The technical stack that enables the pod sandboxing capabilities on AKS and the basic scaffolding to add confidentiality to the AKS container offering is based on the following key components:
- Mariner AKS Container Host (aka Linux Container Host on AKS)
- Microsoft Hypervisor with Linux Root Partition.
- Open-source Cloud Hypervisor as the Virtual Machine Monitor (VMM) running within Mariner Container Host
- Integration with Kata Container runtime
Mariner AKS Container Host - Microsoft announced preview of Mariner as Linux container host on AKS in the fall of 2022. Mariner is Microsoft’s internal Linux distribution that is optimized to run on Azure and provides operational consistency with smaller/ leaner and security hardened image.
Microsoft hypervisor - Microsoft hypervisor is a mature virtualization platform that is battletested on Azure and on-premises deployment, and the cornerstone of some of the key virtualization features in Windows.
Linux Root Partition – Linux kernel has been adapted so that Linux can run as the root partition for Microsoft Hypervisor. It will run the management software for the stack and control the hypervisor.
Cloud Hypervisor VMM (Virtual Machine Monitor) is the end-user facing/user space software that is used for creating and managing the lifetime of virtual machines. Microsoft will continue playing an active role stewarding in the project supporting and contributing to community efforts.
Cloud Hypervisor brings fast boot times for the utility VM use cases (such as Kata Containers) with container-friendly optimizations, enables run time configurable VM resources, and implements a minimal set of drivers to enable container workloads on Azure.

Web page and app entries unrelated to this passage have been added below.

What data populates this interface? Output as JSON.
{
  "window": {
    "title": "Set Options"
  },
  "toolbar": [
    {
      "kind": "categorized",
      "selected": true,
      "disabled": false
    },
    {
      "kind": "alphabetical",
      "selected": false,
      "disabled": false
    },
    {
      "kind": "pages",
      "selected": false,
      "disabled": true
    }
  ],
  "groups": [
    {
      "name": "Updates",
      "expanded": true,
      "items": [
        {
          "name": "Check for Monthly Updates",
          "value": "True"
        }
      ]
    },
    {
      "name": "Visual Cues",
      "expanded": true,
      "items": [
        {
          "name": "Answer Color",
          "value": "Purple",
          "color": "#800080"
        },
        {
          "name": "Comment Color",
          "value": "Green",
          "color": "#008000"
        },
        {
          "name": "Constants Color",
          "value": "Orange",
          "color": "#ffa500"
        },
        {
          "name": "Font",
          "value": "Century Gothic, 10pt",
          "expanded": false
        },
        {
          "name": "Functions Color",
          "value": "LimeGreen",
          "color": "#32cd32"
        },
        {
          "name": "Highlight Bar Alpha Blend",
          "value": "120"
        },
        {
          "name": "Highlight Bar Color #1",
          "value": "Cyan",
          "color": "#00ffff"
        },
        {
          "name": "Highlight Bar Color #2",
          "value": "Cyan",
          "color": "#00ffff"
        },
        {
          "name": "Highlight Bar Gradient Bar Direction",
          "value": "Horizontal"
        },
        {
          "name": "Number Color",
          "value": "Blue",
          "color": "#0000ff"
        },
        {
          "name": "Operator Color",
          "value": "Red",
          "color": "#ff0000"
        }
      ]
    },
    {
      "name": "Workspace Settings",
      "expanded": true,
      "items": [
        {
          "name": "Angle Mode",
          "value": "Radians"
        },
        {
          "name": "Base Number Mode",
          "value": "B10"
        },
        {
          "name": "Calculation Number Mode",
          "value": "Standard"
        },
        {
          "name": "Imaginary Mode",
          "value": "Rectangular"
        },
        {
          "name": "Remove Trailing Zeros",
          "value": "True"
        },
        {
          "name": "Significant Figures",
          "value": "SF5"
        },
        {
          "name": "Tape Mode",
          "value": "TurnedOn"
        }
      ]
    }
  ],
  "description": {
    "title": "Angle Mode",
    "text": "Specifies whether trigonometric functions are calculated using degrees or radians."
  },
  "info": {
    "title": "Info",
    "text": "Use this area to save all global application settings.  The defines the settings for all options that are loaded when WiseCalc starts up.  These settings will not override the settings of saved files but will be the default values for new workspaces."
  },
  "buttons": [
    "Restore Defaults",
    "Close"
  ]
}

Kata Container Integration – Kata Containers are a widely used and adopted open-source project. The project is working to build a secure container runtime with lightweight virtual machines (VM) that perform and can be operated/ managed like containers while providing stronger workload isolation leveraging hardware virtualization technology. (Reference picture from katacontainers.io)
How it works
The workflow to deploy Pod Sandboxing using Kata guest VMs is like the regular containerd workflow for deploying containers, with the following differences:
- To deploy containers in the sandboxed environment, the pod specification YAML file must specify the Kata runtime class name.
- The Kata runtime class name is pre-configured on AKS to activate the Kata Shim (containerd-shim-kata-v2) instead of the regular containerd-shim.
- The Kata Shim executes Cloud Hypervisor and instructs it to create a lightweight Kata VM with the Kata Agent running inside it.
- The Kata Shim delegates the creation and management of containers to the Kata Agent. The Kata Agent creates and executes these containers inside the guest VM.
- When AKS deletes the Sandboxed Pod, the Kata Shim shuts down the guest VM, releasing the resources associated with it back to the container host.
Detailed instructions on AKS deployment can be found here.
We are excited to learn how this feature can enable industries like Finance, Health, and SaaS/ISV Partners that are looking to optimize operations while still achieving high security with Kata VM Isolated Containers on AKS. We look forward to continuing to innovate in the open-source space of container isolation and confidential computing within Kata and make AKS the platform of choice to run your most sensitive workloads at scale.